Is e-filing really a much better way to record your taxes?
Americans and the IRS might not agree about everything, but they are mostly on precisely the exact same page when it comes to e-filing individual income tax returns.
The majority of individual income tax returns filed to the IRS are e-filed.
And in return, you can find any refund you are owed faster, especially in the event that you have it directly deposited to your bank account.
However, what about safety? And can electronic filing actually provide you access to all the forms you may need if you have a intricate tax situation? Are there situations when you can not e-file? Let us look at the advantages of e-filing, and whether it may be the best filing option for your requirements.
If you are Considering e-filing, some of the advantages include:
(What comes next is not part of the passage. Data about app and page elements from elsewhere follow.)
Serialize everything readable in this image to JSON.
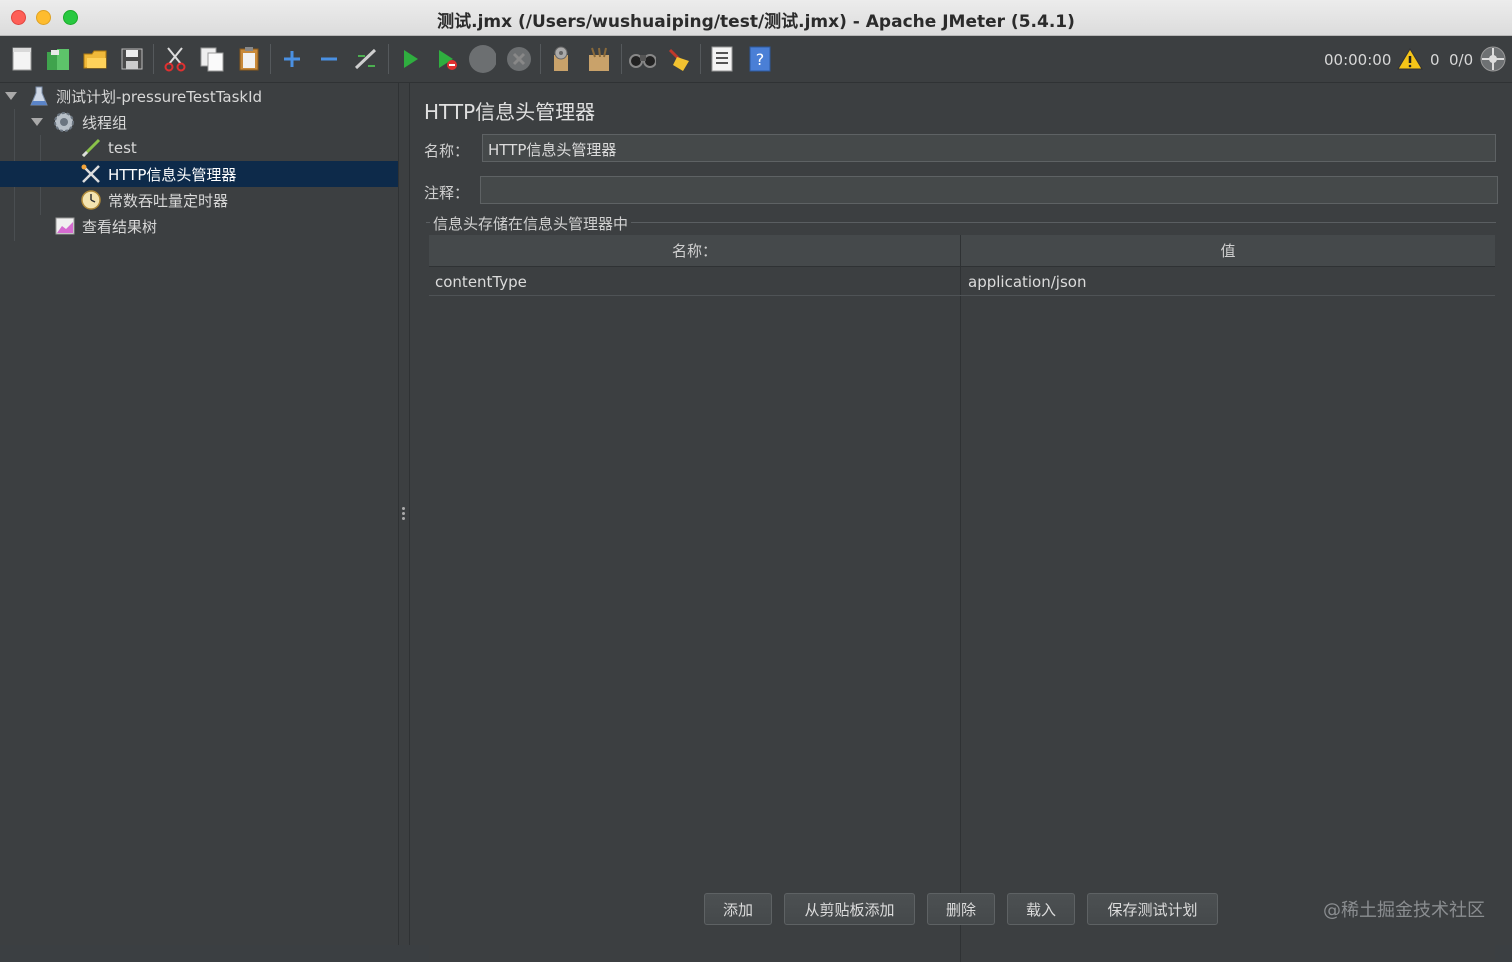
{
  "window": {
    "title": "测试.jmx (/Users/wushuaiping/test/测试.jmx) - Apache JMeter (5.4.1)"
  },
  "toolbar": {
    "icons": [
      "new-icon",
      "templates-icon",
      "open-icon",
      "save-icon",
      "cut-icon",
      "copy-icon",
      "paste-icon",
      "expand-icon",
      "collapse-icon",
      "toggle-icon",
      "start-icon",
      "start-no-pauses-icon",
      "stop-icon",
      "shutdown-icon",
      "clear-icon",
      "clear-all-icon",
      "search-icon",
      "reset-search-icon",
      "function-helper-icon",
      "help-icon"
    ],
    "timer": "00:00:00",
    "warning_count": "0",
    "threads": "0/0"
  },
  "tree": {
    "items": [
      {
        "label": "测试计划-pressureTestTaskId",
        "icon": "test-plan-icon"
      },
      {
        "label": "线程组",
        "icon": "thread-group-icon"
      },
      {
        "label": "test",
        "icon": "sampler-icon"
      },
      {
        "label": "HTTP信息头管理器",
        "icon": "header-manager-icon",
        "selected": true
      },
      {
        "label": "常数吞吐量定时器",
        "icon": "timer-icon"
      },
      {
        "label": "查看结果树",
        "icon": "results-tree-icon"
      }
    ]
  },
  "panel": {
    "title": "HTTP信息头管理器",
    "name_label": "名称：",
    "name_value": "HTTP信息头管理器",
    "comment_label": "注释：",
    "comment_value": "",
    "group_title": "信息头存储在信息头管理器中",
    "table": {
      "headers": [
        "名称：",
        "值"
      ],
      "rows": [
        [
          "contentType",
          "application/json"
        ]
      ]
    },
    "buttons": {
      "add": "添加",
      "add_clipboard": "从剪贴板添加",
      "delete": "删除",
      "load": "载入",
      "save_plan": "保存测试计划"
    }
  },
  "watermark": "@稀土掘金技术社区"
}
- Quick affirmation your forms are obtained: The IRS will affirm a tax filing was received within 24 hours of digital submission. For paper filers, the IRS does not send any acknowledgment that your forms have arrived safely.
Timely refunds: When you submit a paper filing, it can take six to eight weeks to receive a tax refund. With e-filing, you’ll get your money in 3 weeks or less. Choosing direct deposit can also speed up the refund process.
Reduced likelihood of mistakes: In accordance with the IRS, there is approximately a 1% error rate on e-filed returns, compared with a 20% rate of errors on paper filings. The IRS also provides more information on issues discovered on e-filed yields compared with paper returns.
Easy payment process: If you owe the IRS money, it’s easier to cover at your advantage when you e-file. You can submit returns early and pay afterwards if needed, as long as you pay from the April 15 filing deadline. And you’re able to schedule electronic money transfers to easily send the IRS what you owe on a date of your choosing again, provided that the IRS receives your payment by Tax Day. You also have the choice to pay your balance by using the IRS Immediate pay service from your checking or savings account, filing a credit card through a payment processor for a commission, or paying by check or money order. Just be aware delaying payment after the filing due date (typically April 15) will lead to penalties and interest.
Digital storage of taxation information: Submitting returns electronically implies there is a digital backup of your tax documents. So if something happens to your paperwork, then you’ll have a digital backup.
The good news: Most taxpayers do opt to e-file and get those advantages — and the practice of doing so is simple.
You have four options for filing an electronically filed tax return to the IRS.
- Utilize IRS Free File: If your adjusted gross income is $72,000 or not as you may have the ability to use the IRS Free File program. The types do the math for you and offer basic guidance. You can only do your federal return with all these forms.
- Utilize an internet tax preparation tax or service applications: Tax preparation software and online filing services are alternatives. These choices are a simple way to complete and e-file your forms. Some software suppliers charge for their apps, Some are liberated. The program asks you simple questions about your life and financing to steer you through the completion of your types.
- Get complimentary, in-person tax aid: In most states, you will find volunteers to help prepare and e-file yields. However, eligibility for free help is normally restricted based on income, and a few providers appeal to particular demographic groups. By way of instance, Tax Counseling for the Elderly programs focus primarily on helping filers that are 60 and older. The IRS maintains a database of authorized providers, but you should be aware this option is very likely to be the most costly one.
Employing online tax preparation software is far and away the preferred approach of the majority of taxpayers. Actually, the IRS says it expected over four tax returns to be submitted through tax return prep software.
Is e-filing really stable?
While e-filing is suitable, you could worry about security — especially with all these data breaches. But experts agree that this is not a problem that should deter you by e-filing.
“E-filing a tax return has turned out to be a very secure way to file your taxes,” says Scott Grissom, vice president of product direction, marketing and revenue at LegalShield. “In fact, it may be more secure than paper filing since you’re sending your personal information through an encrypted network as opposed to exposing your data in the mail.”
Dennis Chow, vice president of information security at SCIS Security, clarifies the IRS has set security measures in place to keep your data secure. “Vendors typically utilize IRS specific APIs that require token sessions,” Chow says. “All this can be routed over TLS encrypted links .”
It is important to employ a trusted service to help you file your taxes. Chow advises not to e-file on a public computer or utilize an online connection which isn’t private.
For many taxpayers, it makes sense to e-file a return since it’s the most convenient way to submit your tax information to the IRS and it allows for timely refunds and effortless payment options. Just make certain to use tax preparation software from a trusted source, so that you can ensure the information which you supply to transmit to the IRS will be kept secure.